The latest report, Global Medical Publishing 2013-2014, concluded that the worldwide recession had a broad impact on the revenue streams of medical publishers. According to Simba, academic institutions faced budget pressure, which made subscription renewals difficult. In addition, corporate customers and advertisers also cut back their spending in light of the recession’s impact.

The report also found that, 'in response to the market’s challenges, leading medical publishers are developing and acquiring information-based products that are often accessed via mobile devices and can be integrated into the workflow within the healthcare system'.

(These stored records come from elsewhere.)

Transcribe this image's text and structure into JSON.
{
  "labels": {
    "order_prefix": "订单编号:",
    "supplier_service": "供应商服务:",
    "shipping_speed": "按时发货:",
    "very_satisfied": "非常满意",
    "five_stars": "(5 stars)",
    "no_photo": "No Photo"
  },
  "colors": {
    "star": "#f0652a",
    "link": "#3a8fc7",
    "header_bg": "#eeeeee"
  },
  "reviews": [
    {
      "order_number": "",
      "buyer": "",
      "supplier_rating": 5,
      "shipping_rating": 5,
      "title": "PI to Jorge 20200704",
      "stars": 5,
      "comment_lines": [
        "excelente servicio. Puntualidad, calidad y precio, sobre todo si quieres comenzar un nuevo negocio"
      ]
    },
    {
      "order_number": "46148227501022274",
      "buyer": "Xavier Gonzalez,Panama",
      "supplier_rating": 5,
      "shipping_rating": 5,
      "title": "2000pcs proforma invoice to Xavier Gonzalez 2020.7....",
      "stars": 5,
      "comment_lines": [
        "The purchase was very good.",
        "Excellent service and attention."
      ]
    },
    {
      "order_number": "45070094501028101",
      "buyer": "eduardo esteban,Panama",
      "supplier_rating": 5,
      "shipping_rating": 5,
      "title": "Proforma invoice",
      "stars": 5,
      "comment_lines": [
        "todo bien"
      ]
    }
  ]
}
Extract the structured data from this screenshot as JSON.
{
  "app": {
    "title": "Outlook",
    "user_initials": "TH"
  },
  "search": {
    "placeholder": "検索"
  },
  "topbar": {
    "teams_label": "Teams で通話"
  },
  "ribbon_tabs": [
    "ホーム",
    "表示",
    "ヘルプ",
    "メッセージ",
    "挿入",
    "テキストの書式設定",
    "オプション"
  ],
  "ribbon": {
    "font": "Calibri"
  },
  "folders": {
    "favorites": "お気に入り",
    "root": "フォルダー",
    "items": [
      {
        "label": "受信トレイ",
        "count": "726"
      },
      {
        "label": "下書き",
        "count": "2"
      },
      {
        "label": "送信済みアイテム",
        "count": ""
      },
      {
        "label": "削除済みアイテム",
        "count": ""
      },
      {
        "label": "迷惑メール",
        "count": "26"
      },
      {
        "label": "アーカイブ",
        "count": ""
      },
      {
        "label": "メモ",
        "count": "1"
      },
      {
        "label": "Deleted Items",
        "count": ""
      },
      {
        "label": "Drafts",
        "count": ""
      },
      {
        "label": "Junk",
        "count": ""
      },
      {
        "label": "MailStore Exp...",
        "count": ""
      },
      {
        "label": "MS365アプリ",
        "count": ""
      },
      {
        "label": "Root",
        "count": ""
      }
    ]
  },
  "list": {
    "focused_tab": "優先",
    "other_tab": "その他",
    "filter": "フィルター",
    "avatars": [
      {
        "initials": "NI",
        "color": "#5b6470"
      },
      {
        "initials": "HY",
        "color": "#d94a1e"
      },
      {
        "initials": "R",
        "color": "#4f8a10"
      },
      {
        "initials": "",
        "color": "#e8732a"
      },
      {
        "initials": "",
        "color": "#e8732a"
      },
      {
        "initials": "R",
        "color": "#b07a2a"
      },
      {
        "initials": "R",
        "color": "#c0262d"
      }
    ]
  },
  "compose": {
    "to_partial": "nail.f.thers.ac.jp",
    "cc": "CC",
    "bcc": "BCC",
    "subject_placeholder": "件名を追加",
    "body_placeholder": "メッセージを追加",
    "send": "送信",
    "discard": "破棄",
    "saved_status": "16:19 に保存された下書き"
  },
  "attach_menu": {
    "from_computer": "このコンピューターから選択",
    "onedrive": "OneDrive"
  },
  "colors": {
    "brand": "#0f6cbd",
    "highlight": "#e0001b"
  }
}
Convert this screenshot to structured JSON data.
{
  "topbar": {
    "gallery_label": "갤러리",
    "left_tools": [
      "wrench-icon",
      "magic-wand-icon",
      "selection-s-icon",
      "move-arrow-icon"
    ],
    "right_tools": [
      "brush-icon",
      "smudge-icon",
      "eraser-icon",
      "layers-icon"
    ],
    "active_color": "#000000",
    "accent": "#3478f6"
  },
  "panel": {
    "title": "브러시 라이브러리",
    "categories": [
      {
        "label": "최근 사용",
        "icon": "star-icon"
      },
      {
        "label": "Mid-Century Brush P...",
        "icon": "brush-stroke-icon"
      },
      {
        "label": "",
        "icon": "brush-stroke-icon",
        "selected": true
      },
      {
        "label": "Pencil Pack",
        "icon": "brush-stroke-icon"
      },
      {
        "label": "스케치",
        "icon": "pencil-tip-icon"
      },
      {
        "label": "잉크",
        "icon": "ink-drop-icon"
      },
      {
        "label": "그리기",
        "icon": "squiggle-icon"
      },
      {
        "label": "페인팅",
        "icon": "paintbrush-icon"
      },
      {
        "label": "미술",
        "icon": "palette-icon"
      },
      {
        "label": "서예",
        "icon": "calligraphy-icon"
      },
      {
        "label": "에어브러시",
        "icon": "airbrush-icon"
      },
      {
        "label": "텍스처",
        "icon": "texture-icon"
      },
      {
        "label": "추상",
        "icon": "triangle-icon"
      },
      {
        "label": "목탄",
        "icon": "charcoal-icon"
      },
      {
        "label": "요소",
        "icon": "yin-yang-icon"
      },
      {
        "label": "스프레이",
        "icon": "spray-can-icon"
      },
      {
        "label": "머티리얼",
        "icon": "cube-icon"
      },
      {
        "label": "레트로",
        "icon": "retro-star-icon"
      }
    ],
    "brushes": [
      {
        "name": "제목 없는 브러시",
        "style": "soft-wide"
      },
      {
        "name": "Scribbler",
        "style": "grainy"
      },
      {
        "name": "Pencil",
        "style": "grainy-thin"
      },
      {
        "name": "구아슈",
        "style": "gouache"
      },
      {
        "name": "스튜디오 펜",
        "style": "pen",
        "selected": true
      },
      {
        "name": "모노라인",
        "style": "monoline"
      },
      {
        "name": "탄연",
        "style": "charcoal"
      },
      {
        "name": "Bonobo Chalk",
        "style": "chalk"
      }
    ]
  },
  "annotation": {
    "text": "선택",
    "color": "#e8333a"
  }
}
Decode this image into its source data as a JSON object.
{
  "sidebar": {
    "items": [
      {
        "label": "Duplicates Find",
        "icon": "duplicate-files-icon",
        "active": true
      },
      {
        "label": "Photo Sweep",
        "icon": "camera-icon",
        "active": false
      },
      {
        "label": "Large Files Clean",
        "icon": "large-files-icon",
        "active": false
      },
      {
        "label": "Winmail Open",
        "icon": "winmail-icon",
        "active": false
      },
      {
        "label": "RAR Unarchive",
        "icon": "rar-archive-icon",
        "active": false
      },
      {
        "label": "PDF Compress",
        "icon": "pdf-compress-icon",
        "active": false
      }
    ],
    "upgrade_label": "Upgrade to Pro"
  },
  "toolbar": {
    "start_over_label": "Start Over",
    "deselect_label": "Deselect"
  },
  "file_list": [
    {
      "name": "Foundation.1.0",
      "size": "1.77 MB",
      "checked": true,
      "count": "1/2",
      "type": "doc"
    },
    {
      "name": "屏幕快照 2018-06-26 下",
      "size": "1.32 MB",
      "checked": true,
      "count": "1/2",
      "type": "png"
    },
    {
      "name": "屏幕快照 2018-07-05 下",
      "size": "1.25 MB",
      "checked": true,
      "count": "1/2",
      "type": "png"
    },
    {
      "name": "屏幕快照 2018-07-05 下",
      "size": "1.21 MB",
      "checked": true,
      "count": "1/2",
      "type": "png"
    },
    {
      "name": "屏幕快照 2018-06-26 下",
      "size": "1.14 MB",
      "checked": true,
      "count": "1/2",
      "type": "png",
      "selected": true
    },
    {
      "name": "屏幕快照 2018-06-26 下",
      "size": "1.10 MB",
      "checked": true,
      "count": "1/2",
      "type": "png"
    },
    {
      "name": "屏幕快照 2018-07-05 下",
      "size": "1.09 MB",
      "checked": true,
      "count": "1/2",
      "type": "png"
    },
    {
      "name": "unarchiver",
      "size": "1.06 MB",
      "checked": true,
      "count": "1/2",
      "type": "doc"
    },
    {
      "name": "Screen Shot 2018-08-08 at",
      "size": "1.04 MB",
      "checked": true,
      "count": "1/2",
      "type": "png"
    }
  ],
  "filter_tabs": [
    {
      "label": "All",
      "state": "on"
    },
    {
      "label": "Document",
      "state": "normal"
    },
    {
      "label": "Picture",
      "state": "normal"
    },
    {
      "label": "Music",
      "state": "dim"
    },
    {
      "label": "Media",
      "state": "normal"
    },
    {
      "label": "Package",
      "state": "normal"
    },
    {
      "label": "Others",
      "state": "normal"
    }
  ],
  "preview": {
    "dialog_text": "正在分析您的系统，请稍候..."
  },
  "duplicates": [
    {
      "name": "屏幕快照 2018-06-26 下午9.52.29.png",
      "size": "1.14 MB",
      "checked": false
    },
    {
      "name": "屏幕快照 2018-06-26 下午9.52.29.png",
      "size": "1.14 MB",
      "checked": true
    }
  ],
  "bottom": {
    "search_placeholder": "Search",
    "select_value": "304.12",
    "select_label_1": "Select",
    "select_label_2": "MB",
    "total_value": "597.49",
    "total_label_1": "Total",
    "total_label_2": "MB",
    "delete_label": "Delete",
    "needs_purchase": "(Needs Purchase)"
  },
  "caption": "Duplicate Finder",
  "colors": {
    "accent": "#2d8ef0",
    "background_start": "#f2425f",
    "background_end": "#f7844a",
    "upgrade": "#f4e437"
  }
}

As a result, says Simba, online services are the fastest growing activity in medical publishing —increasing by 3.8 per cent in 2012. The developed world and English language are said to be particularly important to this sector, but much of the growth comes from emerging markets like the Middle East and South East Asia where investments are being made in upgrading healthcare systems.